It's been awhile since I've posted here. Hey, it's spring, ya know....
So yesterday I was leaving work, and the landscapers were pruning a large stand of red twig dogwoods at the edge of the parking lot. They had several large stacks of branches (well, trunks really) piled up.
Many of these were 2"-3" dia. with mature bark on the main trunk and green/semi hardwood secondary branches intact.
Now, I should preface this with a bit of a story. Ordinarily, I would not think much of the chances of rooting a hardwood branch in the spring. But I was recently surprised.
I have a friend who also has a long hedge-like growth of these red-twig dogwoods along the side of her backyard.
I was recently rooting some trimmings from one of my larger ficus, and was in need of some supports for the "sticks" that were going into the propagation medium. She went to her car, and retrieved some semi-hard cuttings from her dogwoods several feet long for me to use.
I cut these down some ( to 6" or so) and stuck one in the pot as a support. When I asked her where she got them she said she had intended to throw them away, but decided to see if I wanted them. They had been in the trunk of her car for a couple of months!
Well, about a month later, I was checking on the progress of the ficus cuttings, and to my surprise, the dogwood stick was leafing out! A tug on it told me there were indeed roots as well. Now, it did not have a rootball, but definately was growing roots. I separated it from the growing bed, and potted it , where it continues to grow.

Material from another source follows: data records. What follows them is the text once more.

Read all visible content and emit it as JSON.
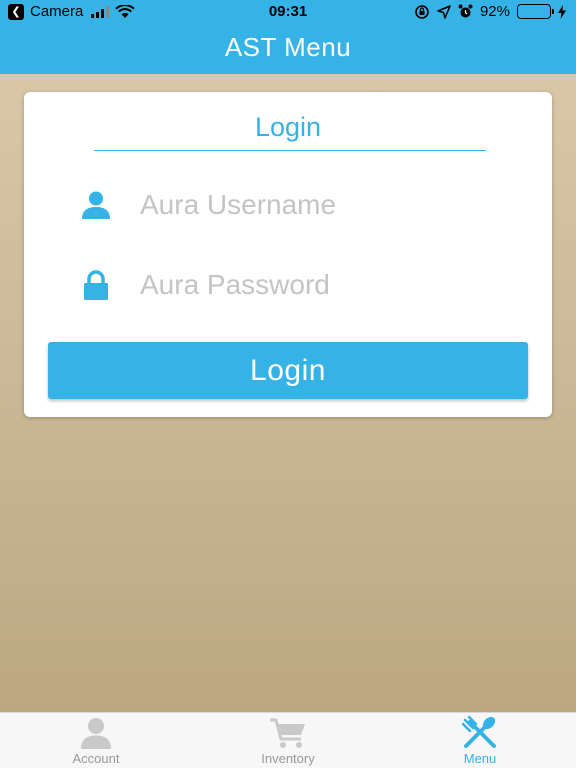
{
  "status_bar": {
    "back_app": "Camera",
    "time": "09:31",
    "battery": "92%",
    "battery_level": 0.92
  },
  "nav": {
    "title": "AST Menu"
  },
  "login_card": {
    "title": "Login",
    "username_placeholder": "Aura Username",
    "password_placeholder": "Aura Password",
    "login_button": "Login"
  },
  "tabs": [
    {
      "label": "Account",
      "icon": "person-icon",
      "active": false
    },
    {
      "label": "Inventory",
      "icon": "cart-icon",
      "active": false
    },
    {
      "label": "Menu",
      "icon": "utensils-icon",
      "active": true
    }
  ],
  "colors": {
    "accent": "#35b2e6",
    "background": "#c8b290",
    "inactive_tab": "#999999"
  }
}
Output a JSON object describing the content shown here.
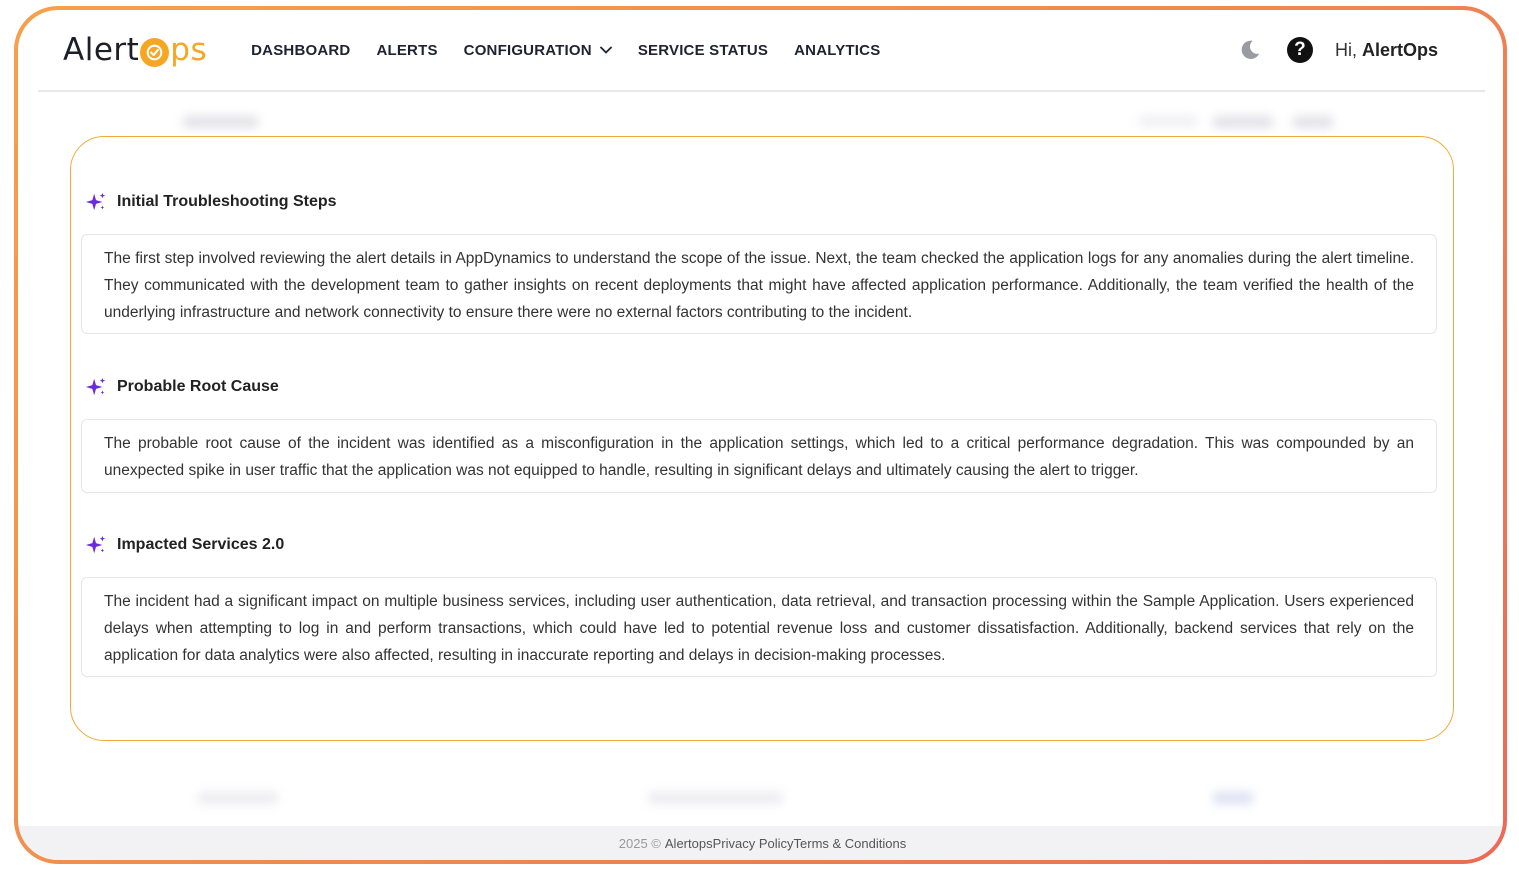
{
  "header": {
    "logo": {
      "left": "Alert",
      "right": "ps"
    },
    "nav": [
      {
        "label": "DASHBOARD"
      },
      {
        "label": "ALERTS"
      },
      {
        "label": "CONFIGURATION"
      },
      {
        "label": "SERVICE STATUS"
      },
      {
        "label": "ANALYTICS"
      }
    ],
    "greeting_prefix": "Hi,",
    "greeting_name": "AlertOps"
  },
  "sections": [
    {
      "title": "Initial Troubleshooting Steps",
      "body": "The first step involved reviewing the alert details in AppDynamics to understand the scope of the issue. Next, the team checked the application logs for any anomalies during the alert timeline. They communicated with the development team to gather insights on recent deployments that might have affected application performance. Additionally, the team verified the health of the underlying infrastructure and network connectivity to ensure there were no external factors contributing to the incident."
    },
    {
      "title": "Probable Root Cause",
      "body": "The probable root cause of the incident was identified as a misconfiguration in the application settings, which led to a critical performance degradation. This was compounded by an unexpected spike in user traffic that the application was not equipped to handle, resulting in significant delays and ultimately causing the alert to trigger."
    },
    {
      "title": "Impacted Services 2.0",
      "body": "The incident had a significant impact on multiple business services, including user authentication, data retrieval, and transaction processing within the Sample Application. Users experienced delays when attempting to log in and perform transactions, which could have led to potential revenue loss and customer dissatisfaction. Additionally, backend services that rely on the application for data analytics were also affected, resulting in inaccurate reporting and delays in decision-making processes."
    }
  ],
  "footer": {
    "copyright": "2025 ©",
    "brand": "Alertops",
    "privacy": "Privacy Policy",
    "terms": "Terms & Conditions"
  },
  "colors": {
    "accent": "#f5a623",
    "sparkle": "#6c2bd9",
    "frame_start": "#f7a04b",
    "frame_end": "#ec6a56"
  },
  "icons": [
    "clock-logo-icon",
    "chevron-down-icon",
    "moon-icon",
    "help-icon",
    "sparkle-icon"
  ]
}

As the dogwood cuttings were dormant, I assume that the introduction to warm indoor temps and the sudden availability of damp growing medium woke them up.
I am very impressed with the resilience of these plants. So I picked out several of the branches ~ 2 - 2 1/2" in dia. and took them home. I cut each branch to ~ 12-16" long, and reduced the secondary growth to a few long-ish twigs on one end of each "trunk", trimmed 2-3" of the cambium/bark off the other end, applied root hormone, and stuck them firmly into a 2gal. pot with a 50/50 organic/turface mix. Also, the trunks are just peppered with latent buds.
From the quick research that I have done, the recommendation for red twig dogwoods is hardwood cuttings in the fall. Other info suggests that these are some of the most prolific and resilient plants anywhere, and that they can be propagated with a thought.
Anyway, I could not resist the temptation to experiment. I will try to get some pics up for your enjoyment and will update progress ( or lack of) as the spring progresses.
Here's some general info -